Chicken and Mac Salad.JPG
Eaters who've struck out trying to score reservations to Spring Hill 's vaunted Monday night fried chicken pop-up will be relieved to learn the restaurant's

"/>

Spring Hill Embraces Fried Chicken Identity With Name, Concept Change

Chicken and Mac Salad.JPG
Eaters who've struck out trying to score reservations to Spring Hill's vaunted Monday night fried chicken pop-up will be relieved to learn the restaurant's shifting to a fried chicken-centric concept.

Spring Hill today announced it's trading its linens and braised short ribs for paper napkins, kimchi and expanded bar seating. The restaurant, renamed Ma'Ono, will debut Feb. 8 after a one-day closure for a staff meeting.

"He wanted to bring a new life to Spring Hill, to provide something exciting for the neighborhood," co-owner Marjorie Chang Fuller says of her husband, chef Mark Fuller.

When Fuller first started offering fried chicken dinners at the four-year old West Seattle restaurant, he cleaved to Midwestern traditions, serving his birds with family-style portions of spaetzle, mashed potatoes and other heartland fixings. He eventually canceled the popular event, but customer uproar forced him to fry again.

"He wanted to bring something that recalled the flavors of picnics he had with his family," Fuller says. The kitchen began treating its chickens with Korean, Chinese and Japanese seasonings, and offering Spam musubi, kimchi, macaroni salad and rice on the side.

The new menu tapped into a vein of unrequited affection for kimchi, Fuller says.

"It's surprising to me, there's a lot of people who love kimchi," says Fuller, who's also enjoyed introducing Spam to customers better acquainted with gnocchi and liver pate.

"It's been fun, because a lot of people through their growing up haven't had the chance to experience musubi," she says.

In addition to the items already familiar to fans of the pop-up, the new standard menu includes poke, short ribs, barbecue pork buns, whipped pan drippings and mochi cake for dessert.

New signage, menus and business cards are in the works for Ma'Ono, but Fuller says the d├ęcor will stay largely the same. The biggest change is the construction of a 10-seat counter near the front door.

"We seem to have more customers who enjoy eating in the bar," Fuller says.

According to Fuller, a new cocktail menu is also being developed. "They've slowly been expanding their whiskey line," she says.

Ma'Ono will still serve its signature burger, and plans to continue brunch service. Fuller says the brunch menu won't immediately change - the saimin isn't going anywhere - but "he'll slowly start to incorporate more Ma'Ono items."

The restaurant will be open seven nights a week.

"It's going to be a good mix," Fuller says. "I think people will still see Spring Hill in Ma'ono."

Follow Voracious on Facebook & Twitter.
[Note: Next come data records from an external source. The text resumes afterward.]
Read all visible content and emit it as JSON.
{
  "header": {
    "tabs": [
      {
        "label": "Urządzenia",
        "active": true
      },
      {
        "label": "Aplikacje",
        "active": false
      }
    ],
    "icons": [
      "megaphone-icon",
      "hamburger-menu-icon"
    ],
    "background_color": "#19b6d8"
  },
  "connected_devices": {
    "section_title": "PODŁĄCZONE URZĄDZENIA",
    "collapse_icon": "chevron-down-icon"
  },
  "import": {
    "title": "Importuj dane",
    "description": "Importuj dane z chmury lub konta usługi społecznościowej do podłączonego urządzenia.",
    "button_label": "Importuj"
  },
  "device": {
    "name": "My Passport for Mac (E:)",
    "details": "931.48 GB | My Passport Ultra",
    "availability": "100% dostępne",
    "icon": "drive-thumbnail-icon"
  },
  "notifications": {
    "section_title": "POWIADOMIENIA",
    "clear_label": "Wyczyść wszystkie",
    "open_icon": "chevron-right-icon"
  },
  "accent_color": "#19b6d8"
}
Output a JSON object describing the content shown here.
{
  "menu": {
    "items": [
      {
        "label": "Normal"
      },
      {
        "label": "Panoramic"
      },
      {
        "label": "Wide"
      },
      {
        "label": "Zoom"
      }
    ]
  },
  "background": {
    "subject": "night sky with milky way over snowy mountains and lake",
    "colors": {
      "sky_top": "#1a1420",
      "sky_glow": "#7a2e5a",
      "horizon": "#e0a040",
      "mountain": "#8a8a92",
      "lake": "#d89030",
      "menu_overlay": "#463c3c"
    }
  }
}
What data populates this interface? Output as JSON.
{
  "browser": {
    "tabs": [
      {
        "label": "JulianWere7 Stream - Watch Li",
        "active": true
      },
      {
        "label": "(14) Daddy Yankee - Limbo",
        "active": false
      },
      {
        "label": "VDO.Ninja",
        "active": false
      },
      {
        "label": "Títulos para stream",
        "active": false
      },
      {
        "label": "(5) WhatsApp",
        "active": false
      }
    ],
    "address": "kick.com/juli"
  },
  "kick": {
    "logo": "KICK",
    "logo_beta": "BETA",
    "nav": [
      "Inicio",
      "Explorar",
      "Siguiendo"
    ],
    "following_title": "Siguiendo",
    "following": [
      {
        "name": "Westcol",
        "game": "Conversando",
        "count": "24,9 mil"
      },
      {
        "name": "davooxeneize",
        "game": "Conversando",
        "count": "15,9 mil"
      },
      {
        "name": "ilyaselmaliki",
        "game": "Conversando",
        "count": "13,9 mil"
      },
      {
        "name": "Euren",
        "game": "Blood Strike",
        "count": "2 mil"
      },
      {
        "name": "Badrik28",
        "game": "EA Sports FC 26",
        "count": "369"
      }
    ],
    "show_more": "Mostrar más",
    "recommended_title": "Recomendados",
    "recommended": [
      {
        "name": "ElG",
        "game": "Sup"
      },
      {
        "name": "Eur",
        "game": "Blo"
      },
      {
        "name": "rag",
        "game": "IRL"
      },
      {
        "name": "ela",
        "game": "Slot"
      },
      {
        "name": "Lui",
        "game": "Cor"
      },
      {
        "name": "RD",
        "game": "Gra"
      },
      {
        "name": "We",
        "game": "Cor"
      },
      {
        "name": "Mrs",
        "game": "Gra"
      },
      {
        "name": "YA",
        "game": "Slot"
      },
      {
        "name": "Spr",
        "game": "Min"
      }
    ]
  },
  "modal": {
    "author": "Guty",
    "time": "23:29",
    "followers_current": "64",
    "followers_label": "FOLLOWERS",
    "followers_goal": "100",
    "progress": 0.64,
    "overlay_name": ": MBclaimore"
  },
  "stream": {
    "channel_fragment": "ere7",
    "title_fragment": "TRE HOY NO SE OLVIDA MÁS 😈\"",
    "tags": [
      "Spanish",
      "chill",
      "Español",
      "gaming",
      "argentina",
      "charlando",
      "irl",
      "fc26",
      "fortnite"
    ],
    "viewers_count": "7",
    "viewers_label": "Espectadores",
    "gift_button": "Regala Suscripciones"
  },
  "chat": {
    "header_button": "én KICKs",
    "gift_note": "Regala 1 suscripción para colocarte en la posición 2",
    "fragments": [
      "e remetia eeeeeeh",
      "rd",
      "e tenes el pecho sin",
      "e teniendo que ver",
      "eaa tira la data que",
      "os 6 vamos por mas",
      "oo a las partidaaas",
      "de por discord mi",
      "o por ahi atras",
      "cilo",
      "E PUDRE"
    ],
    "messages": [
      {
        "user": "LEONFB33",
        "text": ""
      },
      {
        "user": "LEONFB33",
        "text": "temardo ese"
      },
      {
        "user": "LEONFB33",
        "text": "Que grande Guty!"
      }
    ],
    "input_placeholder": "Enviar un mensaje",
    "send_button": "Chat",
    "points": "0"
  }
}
Follow me at @hannaraskin

 
comments powered by Disqus